- Description of the task
Could you restate every entry word for word, minus the pictures?

Dataset rows for apps and sites:

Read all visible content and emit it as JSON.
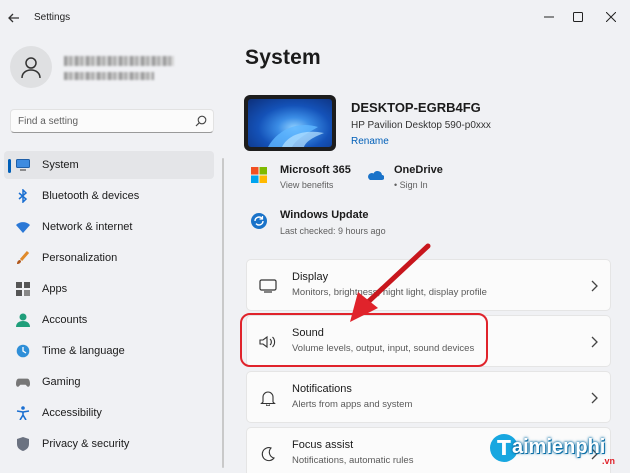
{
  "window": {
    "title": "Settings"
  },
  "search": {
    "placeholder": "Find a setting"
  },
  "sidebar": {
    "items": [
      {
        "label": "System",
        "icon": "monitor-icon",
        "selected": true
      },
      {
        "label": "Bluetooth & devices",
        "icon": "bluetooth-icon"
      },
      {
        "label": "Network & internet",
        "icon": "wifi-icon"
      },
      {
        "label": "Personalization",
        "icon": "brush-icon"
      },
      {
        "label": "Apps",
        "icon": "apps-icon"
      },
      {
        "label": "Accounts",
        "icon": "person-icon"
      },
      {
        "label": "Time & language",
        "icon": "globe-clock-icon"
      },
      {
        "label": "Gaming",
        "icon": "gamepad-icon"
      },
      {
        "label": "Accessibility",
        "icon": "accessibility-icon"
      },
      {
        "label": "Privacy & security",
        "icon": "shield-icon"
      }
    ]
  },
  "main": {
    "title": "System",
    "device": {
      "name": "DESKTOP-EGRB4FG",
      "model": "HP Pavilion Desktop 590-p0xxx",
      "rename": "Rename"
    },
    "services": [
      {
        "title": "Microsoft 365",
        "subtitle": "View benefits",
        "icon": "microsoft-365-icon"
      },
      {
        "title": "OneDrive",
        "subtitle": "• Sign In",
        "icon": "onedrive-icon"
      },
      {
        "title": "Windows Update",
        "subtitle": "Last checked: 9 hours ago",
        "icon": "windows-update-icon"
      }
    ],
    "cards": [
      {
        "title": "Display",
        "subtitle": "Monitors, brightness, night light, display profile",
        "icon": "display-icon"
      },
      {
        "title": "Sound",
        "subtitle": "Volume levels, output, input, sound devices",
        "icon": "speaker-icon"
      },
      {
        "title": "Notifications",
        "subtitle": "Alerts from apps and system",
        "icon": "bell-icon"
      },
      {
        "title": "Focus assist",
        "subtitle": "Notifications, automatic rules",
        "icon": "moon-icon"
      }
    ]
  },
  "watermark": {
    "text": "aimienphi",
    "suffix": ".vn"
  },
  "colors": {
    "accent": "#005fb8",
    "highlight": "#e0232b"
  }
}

- Solution to the exercise
Read all visible content and emit it as JSON.
{
  "window": {
    "title": "Settings"
  },
  "search": {
    "placeholder": "Find a setting"
  },
  "sidebar": {
    "items": [
      {
        "label": "System",
        "icon": "monitor-icon",
        "selected": true
      },
      {
        "label": "Bluetooth & devices",
        "icon": "bluetooth-icon"
      },
      {
        "label": "Network & internet",
        "icon": "wifi-icon"
      },
      {
        "label": "Personalization",
        "icon": "brush-icon"
      },
      {
        "label": "Apps",
        "icon": "apps-icon"
      },
      {
        "label": "Accounts",
        "icon": "person-icon"
      },
      {
        "label": "Time & language",
        "icon": "globe-clock-icon"
      },
      {
        "label": "Gaming",
        "icon": "gamepad-icon"
      },
      {
        "label": "Accessibility",
        "icon": "accessibility-icon"
      },
      {
        "label": "Privacy & security",
        "icon": "shield-icon"
      }
    ]
  },
  "main": {
    "title": "System",
    "device": {
      "name": "DESKTOP-EGRB4FG",
      "model": "HP Pavilion Desktop 590-p0xxx",
      "rename": "Rename"
    },
    "services": [
      {
        "title": "Microsoft 365",
        "subtitle": "View benefits",
        "icon": "microsoft-365-icon"
      },
      {
        "title": "OneDrive",
        "subtitle": "• Sign In",
        "icon": "onedrive-icon"
      },
      {
        "title": "Windows Update",
        "subtitle": "Last checked: 9 hours ago",
        "icon": "windows-update-icon"
      }
    ],
    "cards": [
      {
        "title": "Display",
        "subtitle": "Monitors, brightness, night light, display profile",
        "icon": "display-icon"
      },
      {
        "title": "Sound",
        "subtitle": "Volume levels, output, input, sound devices",
        "icon": "speaker-icon"
      },
      {
        "title": "Notifications",
        "subtitle": "Alerts from apps and system",
        "icon": "bell-icon"
      },
      {
        "title": "Focus assist",
        "subtitle": "Notifications, automatic rules",
        "icon": "moon-icon"
      }
    ]
  },
  "watermark": {
    "text": "aimienphi",
    "suffix": ".vn"
  },
  "colors": {
    "accent": "#005fb8",
    "highlight": "#e0232b"
  }
}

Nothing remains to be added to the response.